It looks like you're using an Ad Blocker.

Please white-list or disable AboveTopSecret.com in your ad-blocking tool.

Thank you.

 

Some features of ATS will be disabled while you continue to use an ad-blocker.

 

Copernicus Coverup?

page: 1
0

log in

join
share:

posted on Jun, 15 2005 @ 07:37 PM
link   
I just read in a "Book Of Facts" by Isaac Asimov that, when Copernicus wrote De Revolutionibus Orbium Coelestium, which talked about the planets revolving around the sun, not Earth, he talked about the Greek, Aristarchus. Aristarchus was an Ancient Greek astronomer who had developed and recorded a solar system model. Yet, later, Copernicus eliminated that passage.

Has anyone ever heard anything about this? Why would he remove information about a person before him who had this same theory? This just got me wondering if Copernicus hadn't just rediscovered Aristarchus's theories and reintorduced them to the world as his own.




posted on Jun, 15 2005 @ 11:55 PM
link   


Copernicus himself originally gave credit to Aristarchus in his own heliocentric treatise, De revolutionibus caelestibus , where he had written, "Philolaus believed in the mobility of the earth, and some even say that Aristarchus of Samos was of that opinion." Interestingly, this passage was crossed out shortly before publication, maybe because Copernicus decided his treatise would stand on its own merit.



The wrightings of both Aristarchus and Archimedes were well known amongst the educated of the time.

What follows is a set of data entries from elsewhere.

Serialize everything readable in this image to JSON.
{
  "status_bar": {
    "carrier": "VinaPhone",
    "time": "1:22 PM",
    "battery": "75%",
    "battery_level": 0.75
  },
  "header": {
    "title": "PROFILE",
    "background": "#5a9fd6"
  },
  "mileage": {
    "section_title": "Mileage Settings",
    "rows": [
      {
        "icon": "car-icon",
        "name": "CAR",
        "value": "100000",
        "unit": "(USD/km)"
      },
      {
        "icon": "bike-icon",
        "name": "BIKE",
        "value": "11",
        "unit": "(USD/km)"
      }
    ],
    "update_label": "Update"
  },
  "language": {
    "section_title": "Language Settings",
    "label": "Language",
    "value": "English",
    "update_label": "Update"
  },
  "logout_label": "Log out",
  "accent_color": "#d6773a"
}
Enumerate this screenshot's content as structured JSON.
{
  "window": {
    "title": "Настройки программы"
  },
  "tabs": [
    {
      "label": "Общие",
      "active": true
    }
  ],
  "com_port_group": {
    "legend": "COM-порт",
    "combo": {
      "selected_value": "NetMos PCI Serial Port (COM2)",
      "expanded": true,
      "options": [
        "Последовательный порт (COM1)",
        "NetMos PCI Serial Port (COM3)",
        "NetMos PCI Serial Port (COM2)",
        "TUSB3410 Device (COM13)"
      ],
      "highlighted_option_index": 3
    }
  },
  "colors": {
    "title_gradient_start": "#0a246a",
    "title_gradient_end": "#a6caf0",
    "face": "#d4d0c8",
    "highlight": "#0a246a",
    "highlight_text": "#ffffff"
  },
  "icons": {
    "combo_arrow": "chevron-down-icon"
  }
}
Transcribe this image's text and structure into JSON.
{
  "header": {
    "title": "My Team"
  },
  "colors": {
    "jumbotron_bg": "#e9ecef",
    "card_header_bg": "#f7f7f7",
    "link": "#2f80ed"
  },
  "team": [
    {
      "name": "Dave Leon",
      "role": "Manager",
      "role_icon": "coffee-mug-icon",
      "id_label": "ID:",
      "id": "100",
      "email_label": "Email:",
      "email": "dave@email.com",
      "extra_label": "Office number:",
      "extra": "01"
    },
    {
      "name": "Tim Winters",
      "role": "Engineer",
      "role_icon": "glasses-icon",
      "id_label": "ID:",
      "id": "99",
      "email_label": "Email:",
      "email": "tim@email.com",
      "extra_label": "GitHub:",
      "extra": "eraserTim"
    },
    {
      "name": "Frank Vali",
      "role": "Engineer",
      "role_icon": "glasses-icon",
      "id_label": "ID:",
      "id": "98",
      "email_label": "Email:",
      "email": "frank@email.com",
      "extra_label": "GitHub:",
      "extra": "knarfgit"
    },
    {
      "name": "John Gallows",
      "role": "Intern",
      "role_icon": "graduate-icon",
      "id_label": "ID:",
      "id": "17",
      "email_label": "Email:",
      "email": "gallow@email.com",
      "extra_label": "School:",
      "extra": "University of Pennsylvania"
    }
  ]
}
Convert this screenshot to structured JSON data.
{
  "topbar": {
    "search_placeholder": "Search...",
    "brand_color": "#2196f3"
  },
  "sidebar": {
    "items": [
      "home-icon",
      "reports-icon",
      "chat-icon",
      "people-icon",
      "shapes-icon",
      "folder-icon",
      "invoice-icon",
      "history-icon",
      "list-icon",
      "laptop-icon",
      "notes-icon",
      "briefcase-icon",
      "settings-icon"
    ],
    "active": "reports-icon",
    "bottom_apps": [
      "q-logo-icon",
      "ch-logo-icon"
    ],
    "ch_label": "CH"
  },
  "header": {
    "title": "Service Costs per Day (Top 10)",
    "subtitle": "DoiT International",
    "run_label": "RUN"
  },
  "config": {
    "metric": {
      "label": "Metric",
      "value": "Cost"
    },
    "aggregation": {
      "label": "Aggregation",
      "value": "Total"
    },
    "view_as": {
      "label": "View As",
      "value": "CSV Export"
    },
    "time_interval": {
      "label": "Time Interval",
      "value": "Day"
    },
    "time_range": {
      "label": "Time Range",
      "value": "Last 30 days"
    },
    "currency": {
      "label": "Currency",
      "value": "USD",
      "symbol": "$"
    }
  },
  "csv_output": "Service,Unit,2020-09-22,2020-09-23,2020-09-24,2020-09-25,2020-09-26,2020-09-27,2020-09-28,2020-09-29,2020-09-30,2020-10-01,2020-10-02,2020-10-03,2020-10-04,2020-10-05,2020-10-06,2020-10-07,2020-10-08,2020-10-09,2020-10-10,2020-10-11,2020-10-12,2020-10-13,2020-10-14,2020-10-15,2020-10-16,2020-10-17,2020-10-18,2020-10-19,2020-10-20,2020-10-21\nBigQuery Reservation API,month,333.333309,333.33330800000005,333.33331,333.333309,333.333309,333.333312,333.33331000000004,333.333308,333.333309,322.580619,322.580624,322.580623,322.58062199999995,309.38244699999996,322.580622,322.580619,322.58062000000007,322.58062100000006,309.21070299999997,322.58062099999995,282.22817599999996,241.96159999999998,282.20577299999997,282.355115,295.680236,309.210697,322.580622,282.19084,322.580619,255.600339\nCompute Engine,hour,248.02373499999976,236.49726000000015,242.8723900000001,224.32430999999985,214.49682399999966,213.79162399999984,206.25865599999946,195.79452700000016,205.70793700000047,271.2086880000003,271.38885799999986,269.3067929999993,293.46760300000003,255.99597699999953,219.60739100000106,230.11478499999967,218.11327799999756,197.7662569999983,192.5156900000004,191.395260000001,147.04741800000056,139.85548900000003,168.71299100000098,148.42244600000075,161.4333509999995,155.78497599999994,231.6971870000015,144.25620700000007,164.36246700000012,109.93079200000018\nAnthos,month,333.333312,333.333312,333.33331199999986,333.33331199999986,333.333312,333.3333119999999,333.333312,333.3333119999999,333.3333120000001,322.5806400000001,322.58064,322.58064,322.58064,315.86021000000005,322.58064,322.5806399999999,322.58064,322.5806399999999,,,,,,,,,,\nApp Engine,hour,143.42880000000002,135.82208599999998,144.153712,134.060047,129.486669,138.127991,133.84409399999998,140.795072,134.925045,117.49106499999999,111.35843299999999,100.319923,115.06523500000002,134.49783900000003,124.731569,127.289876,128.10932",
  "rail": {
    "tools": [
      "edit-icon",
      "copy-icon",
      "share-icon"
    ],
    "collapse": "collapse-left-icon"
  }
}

He was aware of this and really just brought it into popular discussion again.



posted on Jun, 16 2005 @ 10:48 PM
link   
My favorite bit of info on Copernicus is that, when he introduced the heliocentric model, it was in fact a lot more wrong than the currect geocentric model at the time. Who would've thunk!


We don't know why he did, possibly to protect himself or possibly to take more credit. As if he needed to do that.



posted on Jun, 16 2005 @ 11:48 PM
link   
Re Aristarchus



......violently fought, his heliocentric model fell quickly into oblivion, for he was accused of departing from the principles of Aristotle's laws of motion. These laws gave "proof" of the Earths motionlessness that was unanimously convincing to the philosophers.


I would like to think that he omitted it so as not to give any help to the "debunkers" of the time. Nothing wrong with what he did.



posted on Jun, 17 2005 @ 12:07 AM
link   
I don't think it was Copernicus trying to rip off Aristarchus.

In Copernicus's time Aristarchus was well known, even if he wasn't given enough credit by the historians of his time.

Here is an excellent biography of Aristarchus.

www-groups.dcs.st-and.ac.uk...


Some quotes from the link:


Historians of mathematics have, as a rule, given too little attention to Aristarchus of Samos. The reason is no doubt that he was an astronomer, and therefore it might be supposed that his work would have no sufficient interest for the mathematician. The Greeks knew better; they called him 'Aristarchus the mathematician'.




Aristarchus of Samos is a little-known but often cited precursor of Copernicus. All information about him derives from a handful of scattered references in Classical writers, plus a short treatise of his which does not mention heliocentrism. Accordingly historians often mention him, cite one or two facts and move on to another subject - after providing a few words of explanation that reveal much about the historians' biases.




Here's a good passage explaining why he isn't given credit for his heliocentric model.


The only surviving work of Aristarchus, On the Sizes and Distances of the Sun and Moon, is not based on the sun centred theory and unfortunately his work on that sun centred theory referred to by Archimedes has been lost. On the Sizes and Distances of the Sun and Moon provides the details of his remarkable geometric argument, based on observation, whereby he determined that the Sun was about 20 times as distant from the Earth as the Moon, and 20 times the Moon's size. Both these estimates were an order of magnitude too small, but the fault was in Aristarchus's lack of accurate instruments rather than in his correct method of reasoning.



posted on Jun, 17 2005 @ 06:06 AM
link   
No, I haven't... But that doesn't mean that it hasn't happend, right...? Might very well be...



posted on Jun, 17 2005 @ 04:11 PM
link   
Anything good is not original, anything original is not good. - A.R.

Building an idea on another's idea is no cause to say 'covereup'.



posted on Jun, 17 2005 @ 04:40 PM
link   
Yeah right...

There is a conspiracy here. It was conspired amongst all those who knew the geocentric view was incorrect, but it served their purposes to tell people the opposite for a LONG time (more than a few hundred years)

They turned it into a tenet of religious authority, which was also planned.

Aristarchian Model? No way, that name sucks. Copernicus and Capricorn, naah. There is no relation there...

Copernicus was given the task of putting forth the theory again, and he did so admirably. It doesn't mean we should give him credit, any of us could have come up with it, if we had lived on more than one continent (and thus, you knew the seasons existed at the same time)

Lets not even get into what was known in ancient times about our solar system far away and long before ancient Greece.



new topics

top topics



 
0

log in

join